Prices of coffins and caskets are to go up in Kumasi next week

When Joy News visited Asafo in Kumasi where some of the coffin manufacturers are located, they lamented the high cost of raw materials.

They added that the extra expenditure on production is also pushing them to increase the prices of caskets in order to stay in business.

The current rising inflation, coupled with fuel and utility tariff increases, majority of local businesses are on the brink of collapse.

In an interview with Joy News, Agya Appiah, a coffin producer who has about 30 years of experience said he is compelled to increase the prices of his products.

I was an apprentice in 1992, but now I run my own business. The fabric we use to decorate the casket I bought for ¢200 on Friday, I was told today to pay ¢240. I couldn’t buy it, so I had to come home to solicit the remaining amount.

“Things are expensive, I would also not sell them [caskets] at a reduced price. All manufacturers here have come to a consensus to increase and stick to one price, latest by next week,” he stated.

This casket is called ‘Abenwaha’, with a price range of ¢1,500 to ¢2,000. But now, If I don’t sell it at ¢2,800, I may not be able to accrue my profit,” he added.

Kwame Malvin, who has been in the business for 3 years, also says patrons are complaining about the new prices.

Our work has been affected. I used to buy this filler at ¢80, currently, I buy it at ¢230. I used to finish two coffins a day. Buyers keep complaining because we scare them with the pricing.

“Starting next week, the prices of coffins will increase. The ¢1,000-priced coffins will be sold at ¢1,500. The ¢800-priced coffins would be sold at ¢1000,” he told Joy News.

On the current state of Ghana’s economy, Dalex Finance CEO Ken Thompson has said he foresees a lot of hardship coming if President Nana Akufo-Addo fails to take decisive action to fix the ailing economy.
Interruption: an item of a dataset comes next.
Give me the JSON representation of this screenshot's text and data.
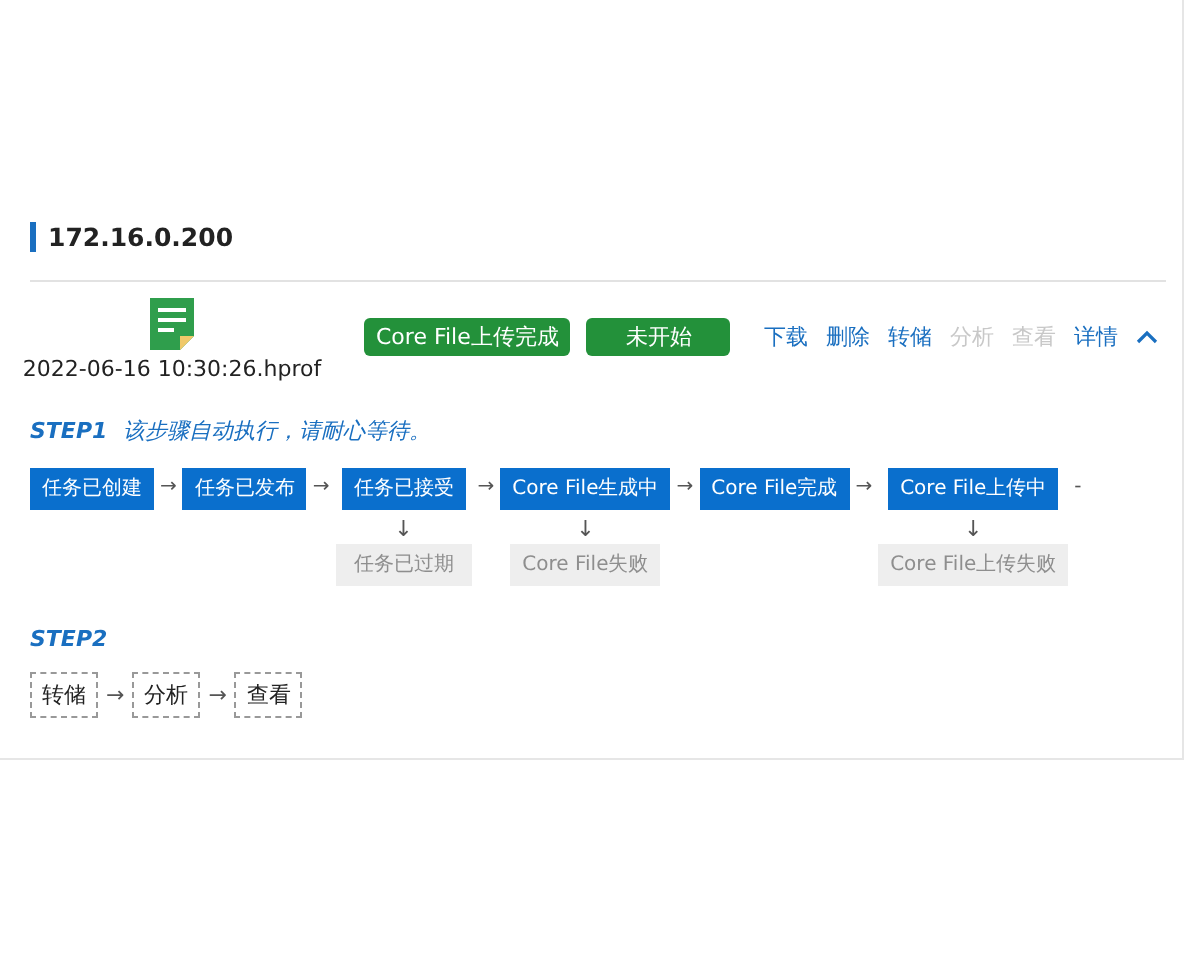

While kneeling down on live TV during a programme on Accra-based Citi TV on Tuesday, 1 November 2022, Mr Thompson pleaded: “His Excellency, Nana Addo Dankwa, what I can see coming is not good. If you are watching, what I can see coming is not good”.

“I can see poverty, I can see job losses, I can see business closures, I can see price of electricity going up”, he noted.

Ghana’s economy is on the decline with high fuel and food prices.

The cedi has also taken tumble, ending up as the worst-performing currency in the world.

Ghana is currently in talks with the IMF for a $3-billion extended credit facility programme.